Monte Carlo likelihood is becoming increasingly used where exact likelihood analysis is computationally infeasible. One area in which such likelihoods arise is that of genetic mapping, where, increasingly, researchers wish to extract additional information from limited trait data through the use of multiple genetic markers. In the genetic analysis context, Monte Carlo likelihood is most conveniently considered as a latent variable problem. Markov chain Monte Carlo provides a method of obtaining realisations of underlying latent variables simulated under a genetic model, conditional upon observed data. Hence a Monte Carlo estimate of the likelihood surface can be formed. Choice of the latent variables can be as critical as choice of sampler. In the case of very few individuals observed in each pedigree structure, such as occurs in homozygosity mapping and affected relative pair methods of genetic mapping, multilocus segregation indicators are defined and proposed as the latent variables of choice. An example of five Werner's syndrome pedigrees is given; these are a subset of the 21 pedigrees on which homozygosity mapping has recently confirmed the location of the Werner's syndrome gene on chromosome 8. However, multilocus computations on these pedigrees are impractical with standard methods of exact likelihood computation.

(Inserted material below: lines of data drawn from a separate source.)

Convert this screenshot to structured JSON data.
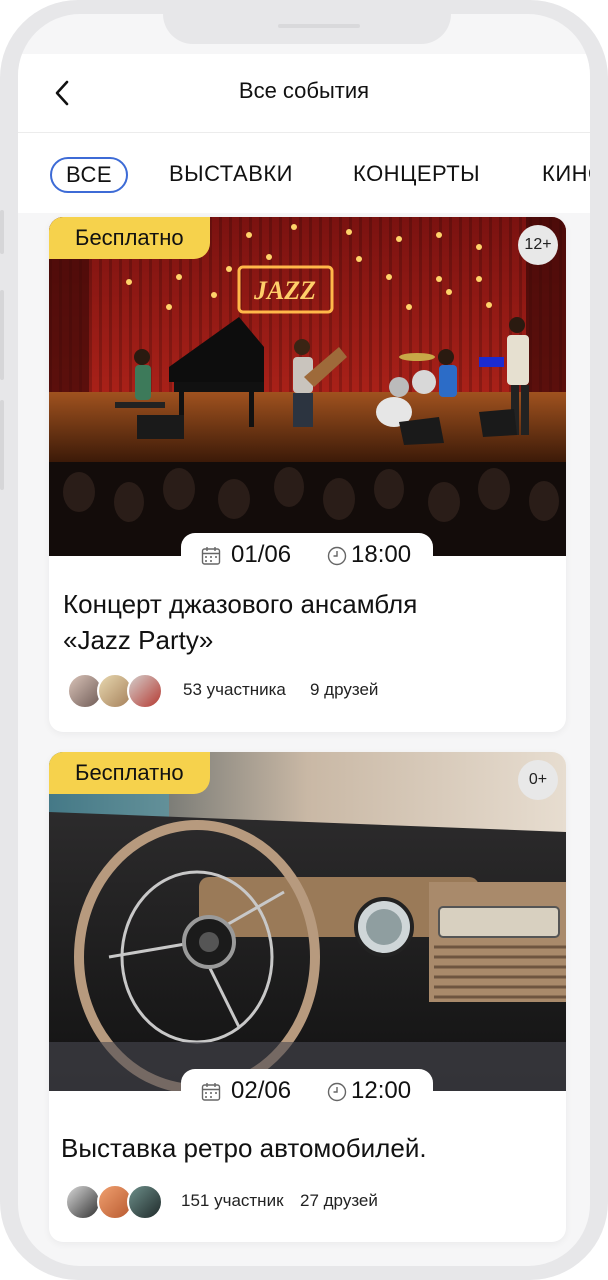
{
  "header": {
    "title": "Все события"
  },
  "tabs": [
    {
      "label": "ВСЕ",
      "active": true
    },
    {
      "label": "ВЫСТАВКИ",
      "active": false
    },
    {
      "label": "КОНЦЕРТЫ",
      "active": false
    },
    {
      "label": "КИНО",
      "active": false
    }
  ],
  "events": [
    {
      "badge": "Бесплатно",
      "age": "12+",
      "date": "01/06",
      "time": "18:00",
      "title_line1": "Концерт джазового ансамбля",
      "title_line2": " «Jazz Party»",
      "sign_text": "JAZZ",
      "participants": "53 участника",
      "friends": "9 друзей"
    },
    {
      "badge": "Бесплатно",
      "age": "0+",
      "date": "02/06",
      "time": "12:00",
      "title_line1": "Выставка ретро автомобилей.",
      "participants": "151 участник",
      "friends": "27 друзей"
    }
  ],
  "colors": {
    "badge": "#f6d24c",
    "active_tab_border": "#3d6bd6",
    "background": "#f6f6f7"
  },
  "icons": [
    "back-arrow-icon",
    "calendar-icon",
    "clock-icon"
  ]
}
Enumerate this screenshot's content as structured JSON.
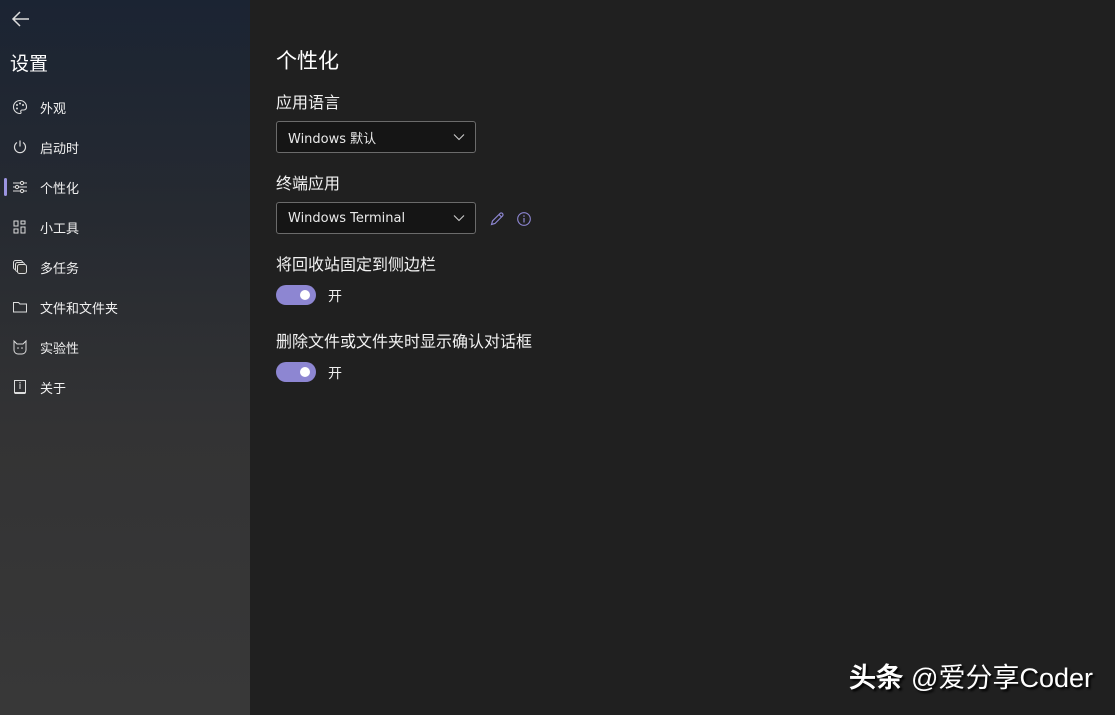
{
  "sidebar": {
    "title": "设置",
    "items": [
      {
        "label": "外观",
        "icon": "palette-icon"
      },
      {
        "label": "启动时",
        "icon": "power-icon"
      },
      {
        "label": "个性化",
        "icon": "sliders-icon",
        "selected": true
      },
      {
        "label": "小工具",
        "icon": "widgets-icon"
      },
      {
        "label": "多任务",
        "icon": "multitask-icon"
      },
      {
        "label": "文件和文件夹",
        "icon": "folder-icon"
      },
      {
        "label": "实验性",
        "icon": "cat-icon"
      },
      {
        "label": "关于",
        "icon": "info-book-icon"
      }
    ]
  },
  "main": {
    "title": "个性化",
    "app_language": {
      "label": "应用语言",
      "value": "Windows 默认"
    },
    "terminal_app": {
      "label": "终端应用",
      "value": "Windows Terminal"
    },
    "pin_recycle": {
      "label": "将回收站固定到侧边栏",
      "state": "开",
      "on": true
    },
    "confirm_delete": {
      "label": "删除文件或文件夹时显示确认对话框",
      "state": "开",
      "on": true
    }
  },
  "watermark": {
    "brand": "头条",
    "handle": "@爱分享Coder"
  },
  "colors": {
    "accent": "#8d86d2"
  }
}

"Monte Carlo Likelihood in Genetic Mapping." Statist. Sci. 9 (3) 355 - 366, August, 1994. https://doi.org/10.1214/ss/1177010381